I’m not a bleeding heart, but I enjoyed the way this song flows.
This article was written by a guy living in Japan, but I’ve witnessed many of the same behaviors in Korea. My “favorite” is how even on a crowded subway many Koreans don’t want to sit next to the scary waeguk. Or maybe it’s just because I’m fat.
Having said that, I really believe the writer needs to take a chill pill. Your experience in Korea, Japan, or anywhere else you might travel (or live) will be enhanced if you learn to just go along and get along. Why choose to be offended by something that doesn’t really matter? Are these “microagressions” really cultural? Perhaps, but Lord knows, I’ve seen tourists in the U.S.A. treated pretty rudely.
Back when I was hiring people to work for me in Korea I noted that about 70% of the new hires loved Korea and wanted to stay beyond the initial two year tour of duty. The others hated living there and couldn’t wait to get out. And most of their complaints were really about those trivial things that could have just as easily been ignored. There is so much to love about Korea and Koreans and the rich and unique culture. You just have to be open to the experience, good and bad.
The only thing that ever caused me to lose my temper in Korea were rude taxi drivers. But then again, I had issues with the trike drivers in the Philippines, cabbies in NYC, and people in Philadelphia generally. But the Koreans I got to know and call friends have always been gracious, warm and generous.
Anyway, the article is worth a read.
So today I attended the induction ceremony as my daughter was enshrined in the Pelion High School Hall of Fame. Yep, she was quite the athlete. Lettered in basketball as an 8th grader, was the South Carolina 800m champion in track, and excelled in cross country. She still holds most of the female records in those sports twenty years after graduation. She was honored to be honored and it made her daddy proud to boot.

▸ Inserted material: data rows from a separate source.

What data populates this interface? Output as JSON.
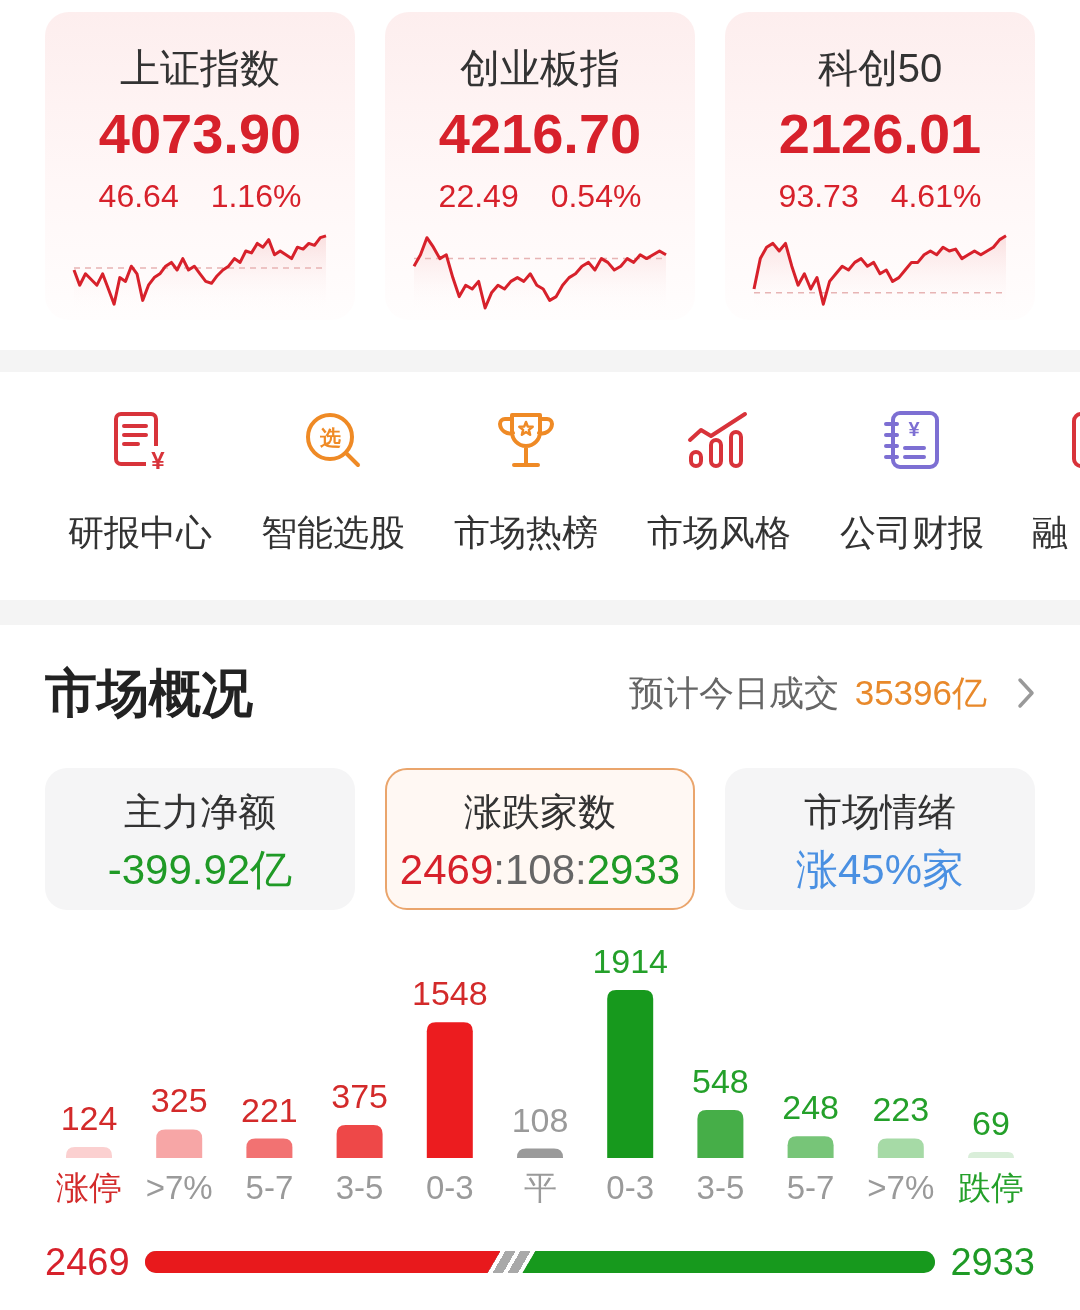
{
  "index_cards": [
    {
      "name": "上证指数",
      "value": "4073.90",
      "change": "46.64",
      "change_pct": "1.16%"
    },
    {
      "name": "创业板指",
      "value": "4216.70",
      "change": "22.49",
      "change_pct": "0.54%"
    },
    {
      "name": "科创50",
      "value": "2126.01",
      "change": "93.73",
      "change_pct": "4.61%"
    }
  ],
  "shortcuts": [
    {
      "kind": "report",
      "label": "研报中心",
      "icon_text": "¥"
    },
    {
      "kind": "pick",
      "label": "智能选股",
      "icon_text": "选"
    },
    {
      "kind": "trophy",
      "label": "市场热榜"
    },
    {
      "kind": "trend",
      "label": "市场风格"
    },
    {
      "kind": "ledger",
      "label": "公司财报",
      "icon_text": "¥"
    },
    {
      "kind": "clipped",
      "label": "融"
    }
  ],
  "market_overview": {
    "title": "市场概况",
    "turnover_label": "预计今日成交",
    "turnover_value": "35396亿",
    "stat_cards": [
      {
        "title": "主力净额",
        "selected": false,
        "value_parts": [
          {
            "text": "-399.92亿",
            "color": "#1f9a26"
          }
        ]
      },
      {
        "title": "涨跌家数",
        "selected": true,
        "value_parts": [
          {
            "text": "2469",
            "color": "#d7212b"
          },
          {
            "text": ":108:",
            "color": "#666666"
          },
          {
            "text": "2933",
            "color": "#1f9a26"
          }
        ]
      },
      {
        "title": "市场情绪",
        "selected": false,
        "value_parts": [
          {
            "text": "涨45%家",
            "color": "#4a90e2"
          }
        ]
      }
    ],
    "distribution": {
      "chart_data": {
        "type": "bar",
        "categories": [
          "涨停",
          ">7%",
          "5-7",
          "3-5",
          "0-3",
          "平",
          "0-3",
          "3-5",
          "5-7",
          ">7%",
          "跌停"
        ],
        "values": [
          124,
          325,
          221,
          375,
          1548,
          108,
          1914,
          548,
          248,
          223,
          69
        ],
        "colors": [
          "#fbd0d0",
          "#f7a6a6",
          "#f27272",
          "#ee4848",
          "#ec1c1f",
          "#9a9a9a",
          "#17991d",
          "#46ae48",
          "#77c578",
          "#a6daa6",
          "#d9eed9"
        ],
        "data_labels": true
      }
    },
    "ratio_bar": {
      "rise_count": "2469",
      "fall_count": "2933",
      "level": 0.45
    }
  }
}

Brought back some memories as well. I recall my motivational speech before the State Track meet. I told her if she won the championship I’d buy her a new car. I admit I figured it was a pretty safe bet since she had a lot of long legged competition. But I wound up buying the car.
She was aggressive as hell on the basketball court too. She’s only 5’5″ and most of the girls she played against had a few inches on her. But she didn’t take no shit from anyone, driving the ball to the basket over, around, and when necessary, through her opponents. Once she had gotten into foul trouble so was sitting the bench. Towards the end of the game I heard her pleading with the coach “Put me back in! I’ve got one more foul left. I want to use it!”

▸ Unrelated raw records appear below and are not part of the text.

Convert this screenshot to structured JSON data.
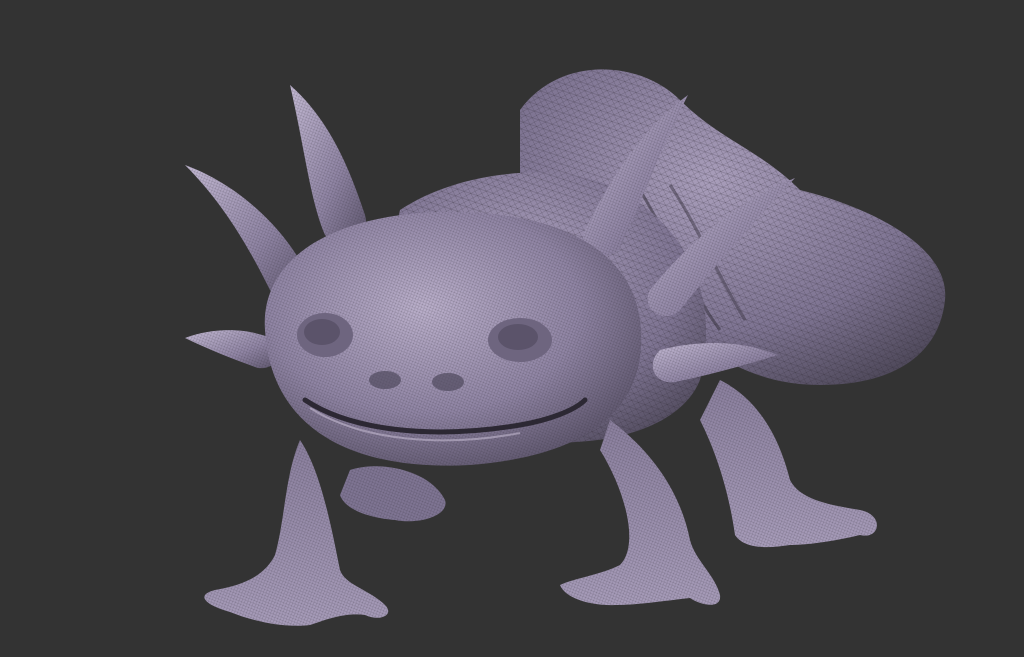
{
  "viewport": {
    "background_color": "#333333",
    "model_subject": "axolotl-sculpt-wireframe",
    "colors": {
      "skin_light": "#b9aec9",
      "skin_mid": "#8f84a3",
      "skin_dark": "#5e566d",
      "skin_shadow": "#3d3846",
      "wire": "#2c2833"
    }
  }
}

This simple paragraph embodies what I dislike most about life in America:
Whatever virtue this bad-tasting Z-grade atrocity once contained derived from its exemplification of a set of certain cherished American fables—immigrant ingenuity, the cultural melting pot, old things combining into new things—and has now been totally swamped and consumed by different and infinitely uglier American realities: the commodification of culture; the transmutation of authentic artifacts of human life into hollow corporate brand divisions; the willingness of Americans to slop any horrible goddamn thing into their fucking mouths if it claims to contain some byproduct of a cow and comes buried beneath a pyramid of shredded, waxy, safety-cone-orange “cheese.”
Now, obviously he’s talking about food here, Cincinnati-style chili to be precise, but it also captures the homogenization of American culture that I detest. Everywhere I go it’s just more of the same. Chain restaurants, impersonal franchised bars, strip malls, ugly signage, and other non-distinct urban clutter. We’ve lost what once made us diverse and unique. Even regional accents are fading away. Alas.
Anyway, this rant is brought to you courtesy of this state-by-state ranking of the culinary delicacies that the natives claim as their own. South Carolina came in second with shrimp and grits. And I detest grits. Which outs me as a non-native more often than I like. Anyway, it’s a fun read.
Hat Tip: Althouse
Doing the treadmill can get a little boring. But through the power of imagination aided by the wonder of the internet, I can almost see myself hiking here. While shitting my pants.
I like the pictures at the link, but here’s a little video as well.